Start of Given entries

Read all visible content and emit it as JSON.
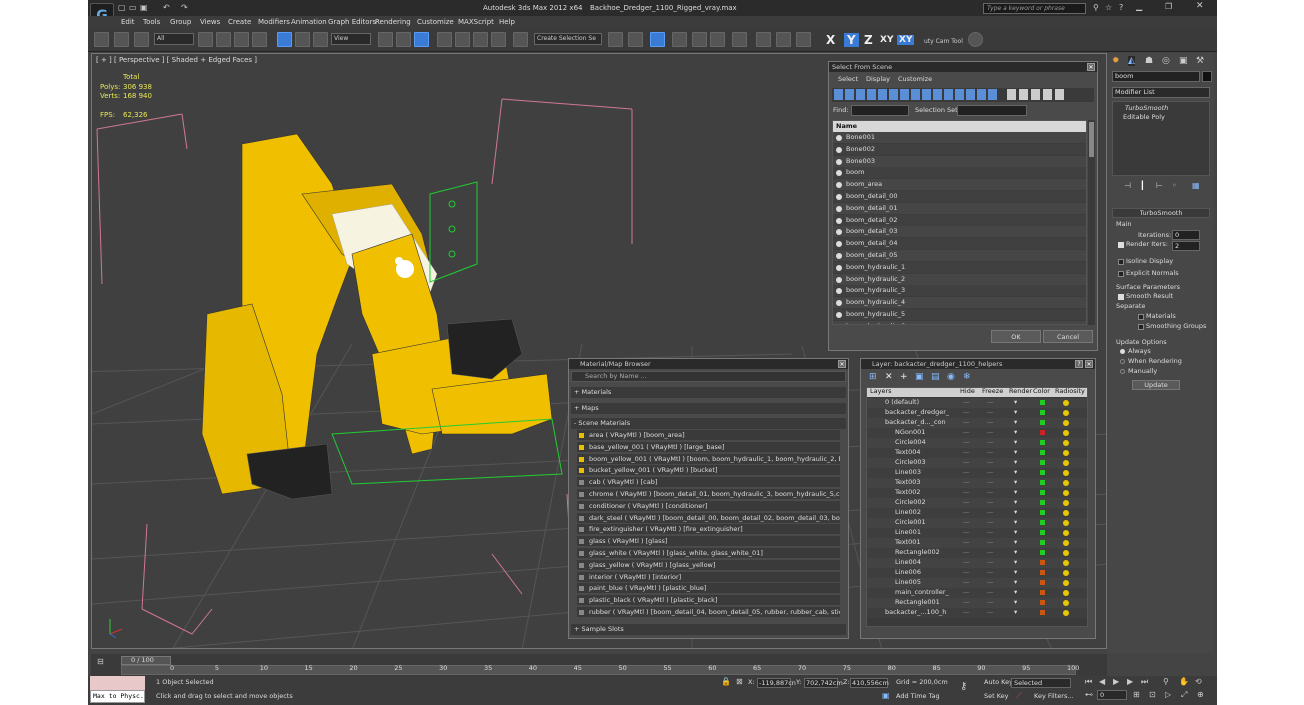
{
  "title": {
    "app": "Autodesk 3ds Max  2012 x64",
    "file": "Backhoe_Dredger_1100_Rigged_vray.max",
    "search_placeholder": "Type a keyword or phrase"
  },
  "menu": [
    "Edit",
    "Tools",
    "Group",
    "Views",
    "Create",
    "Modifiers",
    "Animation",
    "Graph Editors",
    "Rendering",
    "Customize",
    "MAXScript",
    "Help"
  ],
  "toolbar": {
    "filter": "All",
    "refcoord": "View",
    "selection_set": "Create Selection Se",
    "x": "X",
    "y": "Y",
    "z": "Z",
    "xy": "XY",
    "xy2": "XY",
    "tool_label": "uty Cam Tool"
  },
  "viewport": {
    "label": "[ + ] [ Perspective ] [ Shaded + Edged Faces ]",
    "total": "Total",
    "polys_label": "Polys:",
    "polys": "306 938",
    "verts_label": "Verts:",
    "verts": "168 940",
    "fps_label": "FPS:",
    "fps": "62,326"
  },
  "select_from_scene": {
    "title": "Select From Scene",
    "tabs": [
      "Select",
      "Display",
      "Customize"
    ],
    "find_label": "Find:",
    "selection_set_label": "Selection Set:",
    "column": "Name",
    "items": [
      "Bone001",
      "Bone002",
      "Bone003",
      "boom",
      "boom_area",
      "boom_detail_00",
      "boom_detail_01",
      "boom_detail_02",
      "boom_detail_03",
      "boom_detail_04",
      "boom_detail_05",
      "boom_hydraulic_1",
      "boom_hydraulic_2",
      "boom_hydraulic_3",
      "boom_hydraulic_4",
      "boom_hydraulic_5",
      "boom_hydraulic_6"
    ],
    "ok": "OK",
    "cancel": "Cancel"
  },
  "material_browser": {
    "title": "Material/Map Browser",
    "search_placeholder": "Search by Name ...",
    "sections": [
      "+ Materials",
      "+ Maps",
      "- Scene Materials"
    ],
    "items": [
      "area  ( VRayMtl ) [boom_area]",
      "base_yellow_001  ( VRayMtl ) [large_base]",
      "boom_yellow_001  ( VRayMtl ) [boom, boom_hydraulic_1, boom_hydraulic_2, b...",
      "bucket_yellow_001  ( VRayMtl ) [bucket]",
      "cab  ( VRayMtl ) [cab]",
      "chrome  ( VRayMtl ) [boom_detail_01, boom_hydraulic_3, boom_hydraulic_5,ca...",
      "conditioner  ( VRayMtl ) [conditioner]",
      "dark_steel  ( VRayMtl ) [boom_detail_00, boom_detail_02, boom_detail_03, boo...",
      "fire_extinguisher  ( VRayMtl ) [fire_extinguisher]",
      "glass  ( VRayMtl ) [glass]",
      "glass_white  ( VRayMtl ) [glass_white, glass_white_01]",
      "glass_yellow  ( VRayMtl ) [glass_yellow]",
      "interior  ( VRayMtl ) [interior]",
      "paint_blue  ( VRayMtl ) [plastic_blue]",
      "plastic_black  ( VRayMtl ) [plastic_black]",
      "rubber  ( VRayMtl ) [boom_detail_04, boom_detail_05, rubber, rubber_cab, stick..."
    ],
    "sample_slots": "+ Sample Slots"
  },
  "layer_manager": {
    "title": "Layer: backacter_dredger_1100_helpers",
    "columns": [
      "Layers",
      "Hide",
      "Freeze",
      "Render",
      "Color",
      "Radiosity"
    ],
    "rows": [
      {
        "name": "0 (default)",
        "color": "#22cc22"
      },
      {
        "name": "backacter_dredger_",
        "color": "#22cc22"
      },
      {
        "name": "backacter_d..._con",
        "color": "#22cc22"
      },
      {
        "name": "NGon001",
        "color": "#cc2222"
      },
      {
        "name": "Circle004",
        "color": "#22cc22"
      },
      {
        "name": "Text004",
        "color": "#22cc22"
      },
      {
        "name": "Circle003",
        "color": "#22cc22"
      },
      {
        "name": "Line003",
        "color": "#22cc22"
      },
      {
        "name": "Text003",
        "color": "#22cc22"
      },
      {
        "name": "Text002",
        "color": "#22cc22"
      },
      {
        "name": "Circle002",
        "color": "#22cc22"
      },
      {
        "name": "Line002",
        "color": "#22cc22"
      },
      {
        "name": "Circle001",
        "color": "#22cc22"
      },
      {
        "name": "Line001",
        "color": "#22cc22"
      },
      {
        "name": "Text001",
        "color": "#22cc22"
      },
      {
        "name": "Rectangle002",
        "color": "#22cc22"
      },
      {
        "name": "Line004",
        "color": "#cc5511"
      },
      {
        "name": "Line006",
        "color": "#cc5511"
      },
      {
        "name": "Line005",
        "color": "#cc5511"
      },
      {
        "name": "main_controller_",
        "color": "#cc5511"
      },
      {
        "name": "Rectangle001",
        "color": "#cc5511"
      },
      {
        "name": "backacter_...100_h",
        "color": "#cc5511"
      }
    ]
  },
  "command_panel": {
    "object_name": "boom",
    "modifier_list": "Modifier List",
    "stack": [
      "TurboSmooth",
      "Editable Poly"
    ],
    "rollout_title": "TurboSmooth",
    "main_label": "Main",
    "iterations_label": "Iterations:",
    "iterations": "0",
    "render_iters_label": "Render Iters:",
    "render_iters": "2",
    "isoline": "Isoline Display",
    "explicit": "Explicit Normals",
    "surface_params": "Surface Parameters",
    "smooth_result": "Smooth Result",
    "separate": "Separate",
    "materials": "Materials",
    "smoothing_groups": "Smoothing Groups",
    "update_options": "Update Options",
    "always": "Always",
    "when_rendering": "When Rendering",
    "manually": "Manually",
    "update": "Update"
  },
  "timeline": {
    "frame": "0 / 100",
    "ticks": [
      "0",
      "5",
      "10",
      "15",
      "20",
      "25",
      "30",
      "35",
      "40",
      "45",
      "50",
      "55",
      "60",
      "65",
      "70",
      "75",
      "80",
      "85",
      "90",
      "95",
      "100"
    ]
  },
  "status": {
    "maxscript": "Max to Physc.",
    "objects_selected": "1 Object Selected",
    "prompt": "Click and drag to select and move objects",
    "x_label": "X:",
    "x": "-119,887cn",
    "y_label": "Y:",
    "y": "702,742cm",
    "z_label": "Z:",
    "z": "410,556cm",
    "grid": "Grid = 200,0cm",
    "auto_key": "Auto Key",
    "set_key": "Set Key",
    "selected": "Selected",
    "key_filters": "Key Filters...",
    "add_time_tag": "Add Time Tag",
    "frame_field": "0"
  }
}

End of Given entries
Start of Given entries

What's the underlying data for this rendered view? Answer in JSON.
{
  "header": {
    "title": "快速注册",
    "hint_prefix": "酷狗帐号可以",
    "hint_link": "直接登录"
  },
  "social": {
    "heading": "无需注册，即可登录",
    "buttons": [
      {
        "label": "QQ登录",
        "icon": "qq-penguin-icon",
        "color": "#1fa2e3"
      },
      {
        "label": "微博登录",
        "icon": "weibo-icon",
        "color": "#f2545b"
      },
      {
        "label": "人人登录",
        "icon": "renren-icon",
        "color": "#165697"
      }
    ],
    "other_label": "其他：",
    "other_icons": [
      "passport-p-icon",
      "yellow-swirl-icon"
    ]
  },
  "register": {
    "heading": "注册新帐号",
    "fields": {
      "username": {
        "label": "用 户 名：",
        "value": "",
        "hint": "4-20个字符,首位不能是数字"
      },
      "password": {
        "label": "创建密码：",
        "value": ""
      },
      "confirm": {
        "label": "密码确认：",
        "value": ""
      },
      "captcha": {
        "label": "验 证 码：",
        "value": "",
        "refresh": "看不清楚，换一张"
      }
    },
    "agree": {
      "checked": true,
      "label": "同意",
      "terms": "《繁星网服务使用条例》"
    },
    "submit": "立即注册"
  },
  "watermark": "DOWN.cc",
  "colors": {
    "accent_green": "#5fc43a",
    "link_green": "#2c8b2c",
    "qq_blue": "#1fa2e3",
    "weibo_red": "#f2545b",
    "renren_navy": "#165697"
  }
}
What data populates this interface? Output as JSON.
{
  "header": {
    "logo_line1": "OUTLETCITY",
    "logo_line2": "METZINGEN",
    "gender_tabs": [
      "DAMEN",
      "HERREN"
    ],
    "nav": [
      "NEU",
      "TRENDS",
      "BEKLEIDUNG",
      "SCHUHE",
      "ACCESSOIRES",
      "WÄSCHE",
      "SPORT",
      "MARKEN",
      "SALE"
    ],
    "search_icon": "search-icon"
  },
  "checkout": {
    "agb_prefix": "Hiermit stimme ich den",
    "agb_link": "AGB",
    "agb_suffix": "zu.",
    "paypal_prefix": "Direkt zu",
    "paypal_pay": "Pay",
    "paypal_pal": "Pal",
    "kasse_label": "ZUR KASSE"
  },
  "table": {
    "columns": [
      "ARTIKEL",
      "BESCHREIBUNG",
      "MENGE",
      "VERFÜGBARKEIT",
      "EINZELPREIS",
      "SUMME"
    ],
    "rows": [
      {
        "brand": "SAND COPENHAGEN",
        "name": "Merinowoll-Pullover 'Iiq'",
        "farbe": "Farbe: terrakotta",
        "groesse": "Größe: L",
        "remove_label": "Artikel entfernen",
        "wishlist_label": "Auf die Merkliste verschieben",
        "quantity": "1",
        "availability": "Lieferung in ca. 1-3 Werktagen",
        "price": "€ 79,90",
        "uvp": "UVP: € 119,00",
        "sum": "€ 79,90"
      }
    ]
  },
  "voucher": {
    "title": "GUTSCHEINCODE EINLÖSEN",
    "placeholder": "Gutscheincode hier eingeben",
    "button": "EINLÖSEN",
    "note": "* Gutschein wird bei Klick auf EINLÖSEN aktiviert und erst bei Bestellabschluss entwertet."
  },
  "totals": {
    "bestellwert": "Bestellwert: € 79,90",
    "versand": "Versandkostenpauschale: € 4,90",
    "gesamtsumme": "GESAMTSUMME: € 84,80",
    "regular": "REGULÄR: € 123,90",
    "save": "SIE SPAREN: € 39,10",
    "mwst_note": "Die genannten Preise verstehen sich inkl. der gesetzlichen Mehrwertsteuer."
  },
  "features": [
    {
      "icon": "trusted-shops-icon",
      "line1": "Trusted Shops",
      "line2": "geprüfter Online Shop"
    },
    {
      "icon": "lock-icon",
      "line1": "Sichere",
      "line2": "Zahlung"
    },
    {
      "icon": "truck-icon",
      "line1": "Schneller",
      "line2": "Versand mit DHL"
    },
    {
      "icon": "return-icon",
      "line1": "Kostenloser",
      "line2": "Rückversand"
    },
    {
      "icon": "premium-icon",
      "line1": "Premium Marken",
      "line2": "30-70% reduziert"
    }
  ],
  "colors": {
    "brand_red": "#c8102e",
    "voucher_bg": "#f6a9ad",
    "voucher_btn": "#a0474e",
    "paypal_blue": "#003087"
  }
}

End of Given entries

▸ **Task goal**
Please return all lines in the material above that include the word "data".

▸ **Exercise output**
What's the underlying data for this rendered view? Answer in JSON.
What data populates this interface? Output as JSON.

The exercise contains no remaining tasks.